Two Poems by Zachary Kluckman, the Founder of MindWell Poetry

 

DEPRESSION BUILDS A SCARECROW 

 

sitting hunched over

the shipwreck of your sternum

churning breath from burning lungs

 

                        searching for survivors in the blood

 

all the little birds beneath the wrist

 

                                                                        a pulse

 

                        a pulse

 

a black bird

 

            perched on every rib

tearing the flesh from your chest

with bone sharpened beaks and tongues

cut from razor-wire fence

 

                                                                        depression is

 

            an abusive relationship you have with your skin

 

sitting cross-legged in the dark

a mattress tossed on dirty floors

rocking and whispering

 

                                    prayers to a god you don’t believe in

 

            to any god who will listen

.

.

.

.

 

IT’S OK TO SAY I’M NOT OK  

 

something I am                                   working on

 

                                    asking for

 

the side effects of a life lived alone / when you steal your own tongue / seal it in a jar /

send it / home / with the child you might have been / if not for its weight / if you had

someone

 

who lives in your head                                   six months a year

                                                who listened

 

without changing their name / fact / when you sew your tongue / to the roof of your

mouth / with your own lips / to avoid / goodbye / you become someone new every

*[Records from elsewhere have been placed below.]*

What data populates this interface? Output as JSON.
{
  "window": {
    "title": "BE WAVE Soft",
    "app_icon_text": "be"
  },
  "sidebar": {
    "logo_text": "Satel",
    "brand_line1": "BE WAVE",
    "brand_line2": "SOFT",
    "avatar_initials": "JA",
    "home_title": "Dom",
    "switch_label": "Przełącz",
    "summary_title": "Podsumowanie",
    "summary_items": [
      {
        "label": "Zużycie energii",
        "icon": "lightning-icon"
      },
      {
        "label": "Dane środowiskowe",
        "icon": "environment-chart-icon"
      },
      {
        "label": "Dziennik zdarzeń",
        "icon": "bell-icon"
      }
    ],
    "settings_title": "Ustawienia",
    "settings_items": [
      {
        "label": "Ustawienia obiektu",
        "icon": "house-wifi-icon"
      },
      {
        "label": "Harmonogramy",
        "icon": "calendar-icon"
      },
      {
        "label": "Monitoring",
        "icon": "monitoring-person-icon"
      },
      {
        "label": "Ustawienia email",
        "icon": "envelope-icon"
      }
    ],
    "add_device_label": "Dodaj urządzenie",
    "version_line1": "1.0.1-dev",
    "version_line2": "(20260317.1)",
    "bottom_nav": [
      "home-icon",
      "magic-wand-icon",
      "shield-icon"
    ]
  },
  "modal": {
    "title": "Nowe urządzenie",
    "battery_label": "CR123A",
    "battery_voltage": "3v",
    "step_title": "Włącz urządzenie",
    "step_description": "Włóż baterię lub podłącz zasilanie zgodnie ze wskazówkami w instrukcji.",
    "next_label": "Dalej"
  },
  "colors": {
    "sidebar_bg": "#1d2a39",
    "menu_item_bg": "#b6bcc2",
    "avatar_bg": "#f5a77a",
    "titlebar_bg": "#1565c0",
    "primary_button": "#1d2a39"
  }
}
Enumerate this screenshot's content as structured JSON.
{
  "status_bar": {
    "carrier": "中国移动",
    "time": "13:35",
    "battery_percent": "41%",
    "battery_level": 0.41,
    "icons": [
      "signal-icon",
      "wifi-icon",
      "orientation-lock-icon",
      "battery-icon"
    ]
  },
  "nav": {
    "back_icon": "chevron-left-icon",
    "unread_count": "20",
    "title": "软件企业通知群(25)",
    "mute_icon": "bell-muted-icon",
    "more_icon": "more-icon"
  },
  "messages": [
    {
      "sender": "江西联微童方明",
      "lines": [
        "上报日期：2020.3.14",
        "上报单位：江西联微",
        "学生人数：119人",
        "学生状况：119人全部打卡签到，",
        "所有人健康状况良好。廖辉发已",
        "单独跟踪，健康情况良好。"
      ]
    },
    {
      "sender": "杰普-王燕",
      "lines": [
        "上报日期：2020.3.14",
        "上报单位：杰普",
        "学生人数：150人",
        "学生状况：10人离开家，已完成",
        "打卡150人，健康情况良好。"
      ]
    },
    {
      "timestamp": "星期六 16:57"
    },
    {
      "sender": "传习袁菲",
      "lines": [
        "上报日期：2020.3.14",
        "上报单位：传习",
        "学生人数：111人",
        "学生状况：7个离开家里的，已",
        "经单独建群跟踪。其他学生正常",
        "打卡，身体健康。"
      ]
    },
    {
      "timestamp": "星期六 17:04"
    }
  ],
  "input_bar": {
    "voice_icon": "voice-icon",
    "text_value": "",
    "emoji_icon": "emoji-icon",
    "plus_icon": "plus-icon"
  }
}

day / someone who forgets how to say –

 

watch your mouth                               wilt like a flower

                                    when it hurts

 

How many serpents of razorblade / can you hold / in your throat / before the words

/ cut themselves / loose / how many nights / did I pillow my face / with the forgetful

-ness of breath / scream my suicide into cotton / while writing / this poem

 

exists                                                   means

                        I must have made it

 

must have washed / thunder from my clothes / the rain from my blood / until the sky /

like a champagne flute / shattered its dying rose / through the letters in my name /

how it aches to pick yourself / from a lineup / in the closet / every morning

 

if you stand                                         in your own shadow

                                    long enough

 

you learn to speak/ those three little words / I’m not ok / to mean / becoming

comfortable with your own birth / sets graveyards on fire / a thousand tombs violent

rocking / how the trees applaud

 

how a child                                                     with your familiar face

                        stares from your mirror

 

returns your voice / as your bones release / their butterflies

About the contributor

Zachery Kluckman
National Poetry Awards 2014 Slam Artist of the Year, Kluckman is a Gold Medal Poetry Awards Teacher and a founding organizer of the 100 Thousand Poets for Change program. He has two collections, tours as a spoken word artist, and was recently invited to Kenya's Kistrech Poetry Festival.

Related Articles

3 poems by Deborah Purdy

Deborah Purdy's work has appeared in Gravel Literary Magazine, Cleaver Magazine, and other publications.

‘The Use of Fear’ by Hilary Sideris

Hilary Sideris's latest collect is 'Un Amore Veloce' (Kelsay Books 2019)

‘October’ by Mary Beth Hines

Massachusetts poet Mary Beth Hines.

More Like This

Poet, Christian Garduno

Christian Garduno edited the compilation Evolver and his own solo poetry collection Face, while a History undergraduate at the University of California, Berkeley.

3 New Poems from Matt Hohner

Matt Hohner won the Oberon Poetry Award in 2016

Tickled Pink, poetry by Kevin Kling

Kevin Kling was named the Minneapolis Storyteller Laureate in 2014. He has written five books.   


Poetry by Carolyn Martin

Writing poetry since her twenties, Carolyn’s first project was to rewrite the Bible. ‘My poems attempt to be simple in words as they grapple with the complexity of being on earth right now.’

Three Poems by Glenis Redmond

I confront the weighted history of the red clay South. I dig deep. I strive to say the unsayable, while listening to the music of the multitudes that walk with me: my known and my unknown ancestors that seek to be heard.